Collaboration: Raekwon The Chef featuring Nas "Rich & Black"
Forget about "Ni@@as in Paris," this long-due sequel to "Verbal Intercourse" has been many hip-hop purists Holy Grail -- well maybe that and Detox. Riding a Wu-Gambino inspired beat, the two New York rap legends trade swagger-dripped barbs. Although it won't go down in history like their Cuban Linx... collaboration (for one, Ghostface Killah is absent on this go-round), "Rich & Black" truly feels like hip-hop royalty commanding the throne.
Film Score: Contagion - Original Motion Picture Soundtrack - Cliff Martinez
In the vein of Trent Reznor and Atticus Ross' brilliant, Academy Award winning The Social Network score, Cliff Martinez has delivered this year's addicting soundtrack. Full of dark synthesizers and chilly atmosphere, Martinez has created a fantastic, stand-alone work that could've been a score to an Alex Jones documentary or an international spy thriller starring George Clooney. Even though you could hear these mysterious tunes on NPR or in a museum and not think twice, as someone who found Contagion to be perhaps the best film he saw in 2011 (Martinez also scored another one of my faves, Drive), Martinez does stay true to the biological nightmare of the film as I often recall Matt Damon's character caught up in the frenzy of a viral apocalypse, or a choking Gwyneth Paltrow.

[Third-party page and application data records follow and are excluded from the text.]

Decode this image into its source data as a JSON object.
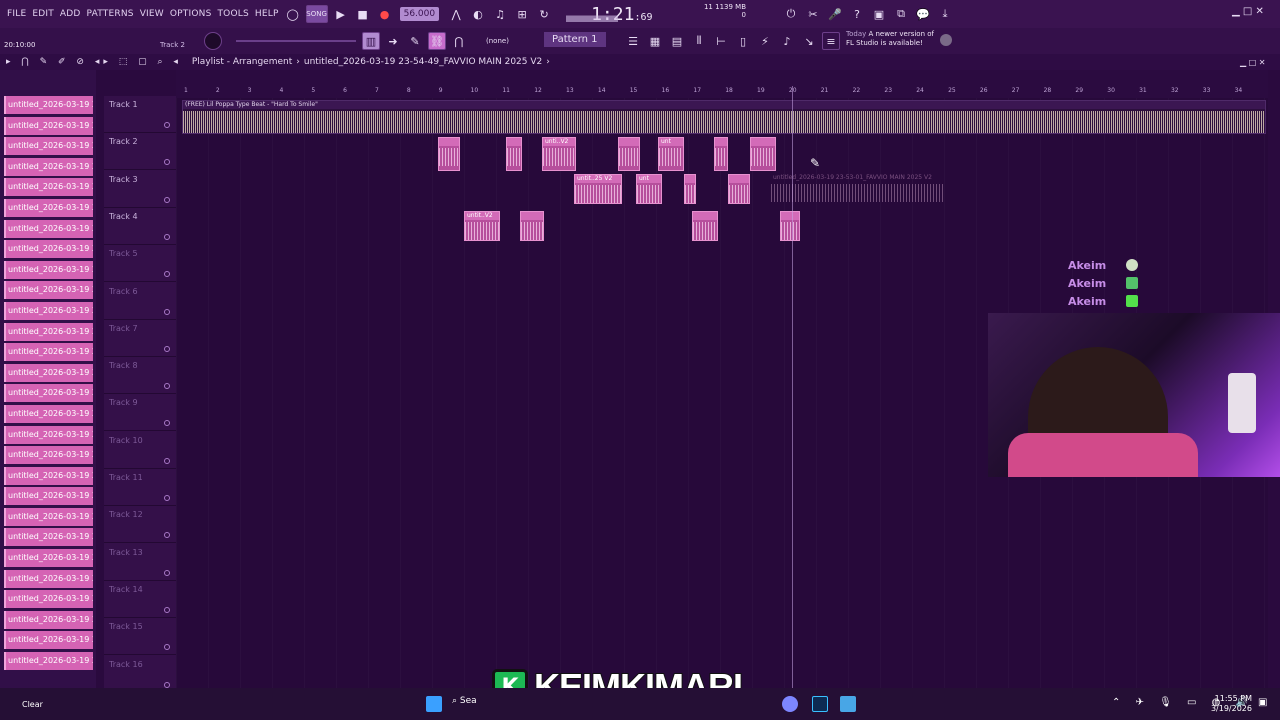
{
  "menu": {
    "items": [
      "FILE",
      "EDIT",
      "ADD",
      "PATTERNS",
      "VIEW",
      "OPTIONS",
      "TOOLS",
      "HELP"
    ]
  },
  "transport": {
    "tempo": "56.000",
    "song_time": "1:21",
    "song_time_sub": ":69",
    "cpu": "11",
    "memory": "1139 MB",
    "memory_sub": "0"
  },
  "toolbar2": {
    "hint_time": "20:10:00",
    "hint_track": "Track 2",
    "snap": "(none)",
    "pattern": "Pattern 1",
    "news_title": "Today",
    "news_text": "A newer version of FL Studio is available!"
  },
  "playlist": {
    "title": "Playlist - Arrangement",
    "project": "untitled_2026-03-19 23-54-49_FAVVIO MAIN 2025 V2",
    "ruler": [
      "1",
      "2",
      "3",
      "4",
      "5",
      "6",
      "7",
      "8",
      "9",
      "10",
      "11",
      "12",
      "13",
      "14",
      "15",
      "16",
      "17",
      "18",
      "19",
      "20",
      "21",
      "22",
      "23",
      "24",
      "25",
      "26",
      "27",
      "28",
      "29",
      "30",
      "31",
      "32",
      "33",
      "34"
    ]
  },
  "browser": {
    "item_label": "untitled_2026-03-19 23-..."
  },
  "tracks": [
    {
      "name": "Track 1"
    },
    {
      "name": "Track 2"
    },
    {
      "name": "Track 3"
    },
    {
      "name": "Track 4"
    },
    {
      "name": "Track 5"
    },
    {
      "name": "Track 6"
    },
    {
      "name": "Track 7"
    },
    {
      "name": "Track 8"
    },
    {
      "name": "Track 9"
    },
    {
      "name": "Track 10"
    },
    {
      "name": "Track 11"
    },
    {
      "name": "Track 12"
    },
    {
      "name": "Track 13"
    },
    {
      "name": "Track 14"
    },
    {
      "name": "Track 15"
    },
    {
      "name": "Track 16"
    }
  ],
  "clips": {
    "main": "(FREE) Lil Poppa Type Beat - \"Hard To Smile\"",
    "c1": "untit..25 V2",
    "c2": "unti..V2",
    "c3": "unt",
    "c4": "untit..V2",
    "c5": "unt",
    "ghost": "untitled_2026-03-19 23-53-01_FAVVIO MAIN 2025 V2"
  },
  "overlay": {
    "names": [
      "Akeim",
      "Akeim",
      "Akeim"
    ]
  },
  "brand": {
    "letter": "K",
    "text": "KEIMKIMARI"
  },
  "taskbar": {
    "search": "Sea",
    "time": "11:55 PM",
    "date": "3/19/2026",
    "weather": "Clear"
  },
  "colors": {
    "accent": "#d563b4",
    "background": "#27093a",
    "brand_green": "#1db954"
  }
}
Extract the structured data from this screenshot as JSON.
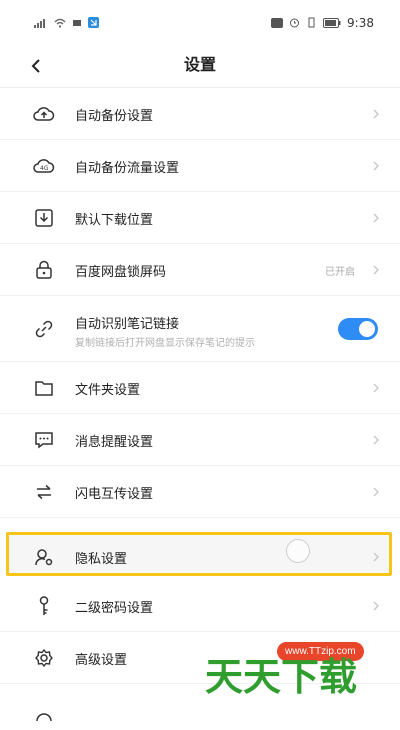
{
  "status": {
    "time": "9:38",
    "network": "4G"
  },
  "header": {
    "title": "设置"
  },
  "items": [
    {
      "label": "自动备份设置",
      "icon": "cloud-upload-icon"
    },
    {
      "label": "自动备份流量设置",
      "icon": "cloud-4g-icon"
    },
    {
      "label": "默认下载位置",
      "icon": "download-box-icon"
    },
    {
      "label": "百度网盘锁屏码",
      "icon": "lock-icon",
      "value": "已开启"
    },
    {
      "label": "自动识别笔记链接",
      "icon": "link-icon",
      "sublabel": "复制链接后打开网盘显示保存笔记的提示",
      "toggle": true
    },
    {
      "label": "文件夹设置",
      "icon": "folder-icon"
    },
    {
      "label": "消息提醒设置",
      "icon": "message-icon"
    },
    {
      "label": "闪电互传设置",
      "icon": "transfer-arrows-icon"
    },
    {
      "label": "隐私设置",
      "icon": "privacy-user-icon"
    },
    {
      "label": "二级密码设置",
      "icon": "key-icon"
    },
    {
      "label": "高级设置",
      "icon": "gear-icon"
    }
  ],
  "watermark": {
    "url": "www.TTzip.com",
    "text": "天天下载"
  },
  "colors": {
    "toggle_on": "#2f8cf5",
    "highlight": "#f5c518"
  }
}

Miscellaneous Honorable Mentions:
Bon Iver - Bon Iver
The Dodos - No Color
Ryan Allen - Extra Arms
The Antlers - Burst Apart
Holy Ghost! - Holy Ghost!
Tycho - Dive
ASAP Rocky - "Peso"
SSION - "Psy-chic"
TV on The Radio - "Will Do"
Destroyer - "Chinatown"
Nas - "Nasty"
Kendrick Lamar - "A.D.H.D."